The storefront has been a lifesaver for parents like Melanie Borges. Borges vividly remembered getting a call from a caseworker in 2018 saying they had an 8-year-old girl who needed a home. The ink on her fostering license wasn’t even dry, she said. Two hours later, the girl was brought to her house with only the clothing on her back. The caseworker told Borges about the Foster Forward storefront. There she not only found clothes for the young girl, she also met a community that supported her and the child in multiple ways.
“There was a period of time where I thought: we don’t survive without Foster Forward,” said Borges, who legally adopted the girl five years ago. “She’s pretty amazing,” she said about her daughter.
For the last several years, Borges has also volunteered weekly at the store. “Foster Forward is the one agency that directly supports the child and family,” Borges said. “The services they provide are meaningful to us families.”
That sentiment is echoed by Guzman and Lee.

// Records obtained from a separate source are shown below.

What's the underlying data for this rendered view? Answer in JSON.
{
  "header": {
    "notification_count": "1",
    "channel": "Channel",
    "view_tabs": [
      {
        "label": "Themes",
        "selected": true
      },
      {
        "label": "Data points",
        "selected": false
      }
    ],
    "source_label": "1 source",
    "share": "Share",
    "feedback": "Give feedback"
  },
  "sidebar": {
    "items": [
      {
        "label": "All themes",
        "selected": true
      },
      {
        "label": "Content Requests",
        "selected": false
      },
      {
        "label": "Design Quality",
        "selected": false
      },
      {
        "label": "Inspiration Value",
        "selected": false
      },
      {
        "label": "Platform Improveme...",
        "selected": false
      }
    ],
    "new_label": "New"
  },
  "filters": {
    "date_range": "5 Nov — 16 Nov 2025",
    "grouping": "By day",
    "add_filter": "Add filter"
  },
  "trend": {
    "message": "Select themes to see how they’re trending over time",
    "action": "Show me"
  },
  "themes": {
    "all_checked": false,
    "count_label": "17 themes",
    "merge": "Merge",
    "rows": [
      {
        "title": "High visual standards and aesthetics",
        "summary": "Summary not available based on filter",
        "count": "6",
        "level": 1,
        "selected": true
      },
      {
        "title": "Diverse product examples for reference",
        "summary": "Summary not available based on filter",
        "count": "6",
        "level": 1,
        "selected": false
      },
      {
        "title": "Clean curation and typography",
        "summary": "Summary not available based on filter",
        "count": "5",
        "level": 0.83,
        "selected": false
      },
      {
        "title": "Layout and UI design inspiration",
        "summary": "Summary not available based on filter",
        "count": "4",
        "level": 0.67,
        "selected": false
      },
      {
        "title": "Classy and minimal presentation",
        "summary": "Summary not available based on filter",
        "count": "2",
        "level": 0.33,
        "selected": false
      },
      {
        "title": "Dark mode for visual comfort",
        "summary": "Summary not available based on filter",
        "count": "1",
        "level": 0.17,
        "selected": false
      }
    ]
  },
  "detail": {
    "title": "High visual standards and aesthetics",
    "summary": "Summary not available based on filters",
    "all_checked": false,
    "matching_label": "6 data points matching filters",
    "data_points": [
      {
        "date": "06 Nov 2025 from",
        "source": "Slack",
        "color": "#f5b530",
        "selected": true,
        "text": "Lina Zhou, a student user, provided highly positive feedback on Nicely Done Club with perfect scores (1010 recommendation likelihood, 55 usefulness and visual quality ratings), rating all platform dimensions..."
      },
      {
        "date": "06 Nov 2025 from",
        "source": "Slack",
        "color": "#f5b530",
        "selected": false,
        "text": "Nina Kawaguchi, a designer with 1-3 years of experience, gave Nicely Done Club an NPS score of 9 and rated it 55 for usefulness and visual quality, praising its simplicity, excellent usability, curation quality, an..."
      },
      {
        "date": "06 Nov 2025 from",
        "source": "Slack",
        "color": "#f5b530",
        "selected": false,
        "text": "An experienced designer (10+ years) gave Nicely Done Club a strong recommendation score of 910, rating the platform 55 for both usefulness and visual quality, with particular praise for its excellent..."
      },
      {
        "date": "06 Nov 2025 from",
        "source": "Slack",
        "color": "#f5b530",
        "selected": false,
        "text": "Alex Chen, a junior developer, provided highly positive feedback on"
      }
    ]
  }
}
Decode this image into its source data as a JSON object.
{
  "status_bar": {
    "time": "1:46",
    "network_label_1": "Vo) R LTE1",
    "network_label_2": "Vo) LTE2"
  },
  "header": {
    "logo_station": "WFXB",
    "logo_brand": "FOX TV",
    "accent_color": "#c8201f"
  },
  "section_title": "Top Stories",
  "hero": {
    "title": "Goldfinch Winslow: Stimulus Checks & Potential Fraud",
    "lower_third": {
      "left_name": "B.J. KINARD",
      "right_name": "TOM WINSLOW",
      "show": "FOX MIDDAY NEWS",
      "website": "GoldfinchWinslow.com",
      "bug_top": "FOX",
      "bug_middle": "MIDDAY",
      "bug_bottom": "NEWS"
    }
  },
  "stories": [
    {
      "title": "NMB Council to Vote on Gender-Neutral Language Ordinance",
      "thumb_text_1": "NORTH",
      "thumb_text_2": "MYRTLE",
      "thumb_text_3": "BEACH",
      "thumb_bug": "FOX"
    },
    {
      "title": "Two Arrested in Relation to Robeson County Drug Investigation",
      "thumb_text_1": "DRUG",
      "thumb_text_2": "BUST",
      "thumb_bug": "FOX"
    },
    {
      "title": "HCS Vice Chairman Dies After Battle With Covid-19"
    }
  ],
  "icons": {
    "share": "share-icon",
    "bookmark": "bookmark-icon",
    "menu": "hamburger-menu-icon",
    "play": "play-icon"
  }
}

“Right now, where I am in my life, it’s a dream,” Guzman said. “I would never have imagined myself being here back in the day. Not a lot of people get to see the change from being a drug addict, to sobering up, to living life as a ‘regular’ human being and being respectful to others.”
Lee added: “If I ever have an issue, I can talk to Lisa. She is literally phenomenal. She’s a wonder woman.”
And that may be Guillette’s superpower: her tenacity in tackling major issues on the macro level while always remaining laser-focused on the individuals she serves.
“It might be a small organization,” said Conforti. “But I believe what we accomplish is strategically significant in many ways. That’s a credit to Lisa and to the team that’s in place. They’re very passionate about the mission.”
— Patricia Andreu, a freelance journalist living in Providence, writes Women In Action, a periodic column. Reach her at WomenInActionRI@outlook.com and follow her on Twitter: @ri_women.
This article originally appeared on The Providence Journal: RI foster care innovator Lisa Guillette is gaining national notice